“When the baby grew up, she would come and take the child to go and beg; and for social parties. When the child came back she would say I had four fathers. Whenever she went with the child and came back, we would start re-training the small girl all over again.
“One day, she came and took the child away. We were not around but she left a message that she had found the father and the grandmother. That was last year. The child was about four years old. After about three months, she brought the child back. I guessed she wanted to sell the child, but did not get a good bargain.”
The vice-president stated that the woman came back again to take the child. “She said she had got a job. She said she would be able to take care of the child,” Osikoya added.
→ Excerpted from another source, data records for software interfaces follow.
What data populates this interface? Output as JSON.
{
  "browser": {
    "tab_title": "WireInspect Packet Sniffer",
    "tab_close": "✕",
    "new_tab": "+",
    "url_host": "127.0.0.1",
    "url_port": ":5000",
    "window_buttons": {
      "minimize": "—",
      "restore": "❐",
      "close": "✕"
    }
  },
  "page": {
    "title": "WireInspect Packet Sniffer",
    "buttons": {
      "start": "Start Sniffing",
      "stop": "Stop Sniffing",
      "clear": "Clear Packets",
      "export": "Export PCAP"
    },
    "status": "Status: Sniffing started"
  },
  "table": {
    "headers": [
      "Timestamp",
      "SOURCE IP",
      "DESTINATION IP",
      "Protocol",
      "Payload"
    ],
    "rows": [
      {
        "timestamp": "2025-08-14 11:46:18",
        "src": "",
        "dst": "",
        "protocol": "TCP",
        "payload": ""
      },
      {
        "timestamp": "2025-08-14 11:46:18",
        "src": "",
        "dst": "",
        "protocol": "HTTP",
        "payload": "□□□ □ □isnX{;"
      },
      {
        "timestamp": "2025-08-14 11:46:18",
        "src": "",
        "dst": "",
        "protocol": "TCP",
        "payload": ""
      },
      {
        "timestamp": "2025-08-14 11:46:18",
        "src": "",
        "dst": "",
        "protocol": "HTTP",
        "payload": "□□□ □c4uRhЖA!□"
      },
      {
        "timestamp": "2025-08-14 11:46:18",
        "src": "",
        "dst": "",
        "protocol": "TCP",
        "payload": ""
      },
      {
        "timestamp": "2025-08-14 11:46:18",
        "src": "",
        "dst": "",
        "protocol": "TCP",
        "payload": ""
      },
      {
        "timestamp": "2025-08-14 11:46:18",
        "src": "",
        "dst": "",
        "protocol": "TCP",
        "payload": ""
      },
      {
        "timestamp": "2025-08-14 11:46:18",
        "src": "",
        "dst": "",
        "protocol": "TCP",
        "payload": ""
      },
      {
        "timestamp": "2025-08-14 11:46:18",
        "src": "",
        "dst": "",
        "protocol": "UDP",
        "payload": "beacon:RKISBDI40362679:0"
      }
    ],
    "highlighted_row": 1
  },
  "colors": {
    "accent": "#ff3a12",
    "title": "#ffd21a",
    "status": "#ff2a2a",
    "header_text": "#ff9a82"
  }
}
The school proprietress advocated proper parenting. She attributed increase in teenage pregnancies to poor home training. “Some of these girls are products of broken homes. We should place emphasis on home training,” she added.
There has been an increase in trafficking in infants since the beginning of this year. Previously, the trade was restricted to children aged five years and above. A medical doctor, Dr. Ken Akunne, is standing trial at a Federal High Court, Enugu for child trafficking.
The men of the National Security and Civil Defence Corps rescued about 20 pregnant girls, whose ages ranged from 16 to 22 years, from Akunne’s maternity home last month. Akunne, who has been running the clinic since 1999, claimed that it was a registered foster home established to get babies for childless couples, who wanted to adopt them.
A woman that was arrested for child trafficking, Benedicta Agwuocha, told the NSCDC officers that she bought a male child from the doctor at N340,000. Akunne denied the allegation. He said he was giving the children for adoption.
Also two months ago, an 80-year-old grandmother was paraded by the police for alleged child trafficking. The police paraded Grace Erondu in Abuja. She was accused of harbouring 13 girls aged between 19 and 26 years in Umuahia, Abia State. Two of them had been delivered of babies, while 11 were still pregnant.
One of the pregnant girls, Mary Ibe, claimed that the person that directed her to the woman said the octogenarian would provide doctors and nurses who would take care of her.
Commenting on the problem, the Ogun State Commissioner for Women and Social Welfare, Miss Jokotade Odunuga, said the state had been ensuring strict supervision of orphanages to prevent child trafficking.
According to her, the process of adoption is strict to allow room for verification of facts relating to couples seeking to adopt a child. The verification, she said, would allow the ministry to have an insight into the personality of the person that wanted to adopt a child.
“After applying through the ministry, we ensure that we ascertain the information on the individual. We have to know the environment where the baby is to be taken to. The history of the person and the reason for adoption must be ascertained before such an application is approved or rejected,” she added.
The Chairman of the Lagos State branch of the Nigerian Medical Association, Dr. Babafemi Thomas, attributed the problem of booming sales of babies to quackery. “The problem is that there are many people who pretend to be doctors,” he said.
He said the Medical and Dental Council of Nigeria had been ensuring discipline in the medical profession. According to him, any erring doctor will face disciplinary actions, including prosecution.
The Head of Media and Communications of NAPTIS, Mr. Arinze Orakwue, in an interview, said there was the need for ministries of health across the country to ensure regular supervision of clinics and hospitals.
According to him, it is not enough for the ministries to issue licence to the hospitals. Orankwue, whose agency recently raided a hotel at Ogba, Lagos, said government must ensure that the hospitals were monitored.

2008 Jul 30